Heavily armed South African police have raided the luxury home of the Gupta family as part of a probe into allegations the three brothers had corrupt links with President Jacob Zuma, who has been ordered by the ruling ANC to quit as head of state.
Wednesday's raid marks a dramatic escalation in the pressure on Zuma and the political faction around him accused of milking state resources for their own ends.
However, it remains unclear whether the 75-year-old will throw in the towel or dig in deeper.
The early-morning raid, which the police's elite Hawks unit said resulted in three arrests, took place amid reports Zuma was preparing to tell South Africa he was stepping down after nine years in office dogged by scandal and economic stagnation.
State broadcaster SABC said a Gupta family member was among those detained.
Finance Minister Malusi Gigaba said Zuma was to speak at 0800 GMT (7pm AEDT) and satellite trucks were in position at Pretoria's Union Buildings, the seat of government.
However, Zuma's office denied there had been any "official communication" of an impending address.
Adding to the confusion, a copy of an email, purportedly from deputy presidential communications director Shadi Baloyi, circulated on Twitter telling Pretoria police that plans for a "special media briefing" by Zuma at the Union Buildings had been cancelled.
The document was just one of the many dramas gripping Pretoria and Johannesburg, South Africa's political and commercial capitals, as the net closed in on Zuma and his allies.
Shortly after dawn, a dozen officers from the elite Hawks police unit sealed off a street leading to the Gupta mansion in Johannesburg's Saxonwold suburb.
Police also raided the Guptas' Oakbay holding company in the city's financial district.
The Guptas have been accused by South Africa's top anti-corruption watchdog of influence-peddling and swaying the appointment of cabinet ministers.
On Tuesday, the ruling African National Congress ordered Zuma to step down as president, giving him no firm deadline but saying the party was sure he would comply and "respond" on Wednesday.
Zuma and the Guptas - a family of wealthy Indian-born businessmen - deny any wrongdoing.
The influence-peddling allegations are also the subject of a judicial inquiry on wider corruption involving the Guptas.

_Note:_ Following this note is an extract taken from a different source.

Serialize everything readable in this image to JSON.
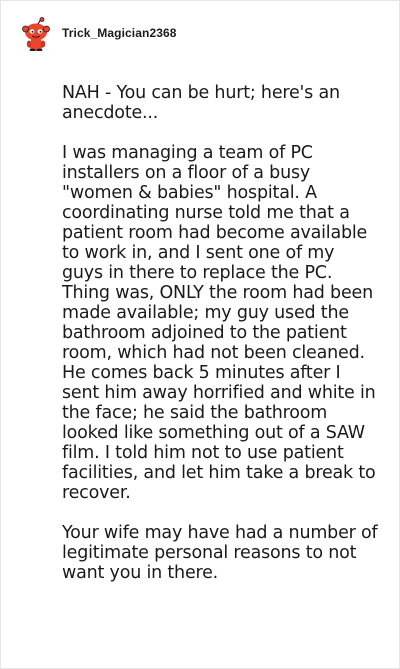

Zuma's silence has fuelled speculation of a power struggle behind the scenes with deputy president Cyril Ramaphosa, whose election to the head of ANC in December marked the beginning of the end of Zuma's tenure.
Besides his controversial relationship with the Guptas, who were born in India but moved to South Africa in the early 1990s, Zuma has 783 counts of corruption outstanding against him relating to state arms deal in the late 1990s.
Besides the pressure from the ANC, Zuma is facing a no-confidence motion in parliament set for February 22.
Australian Associated Press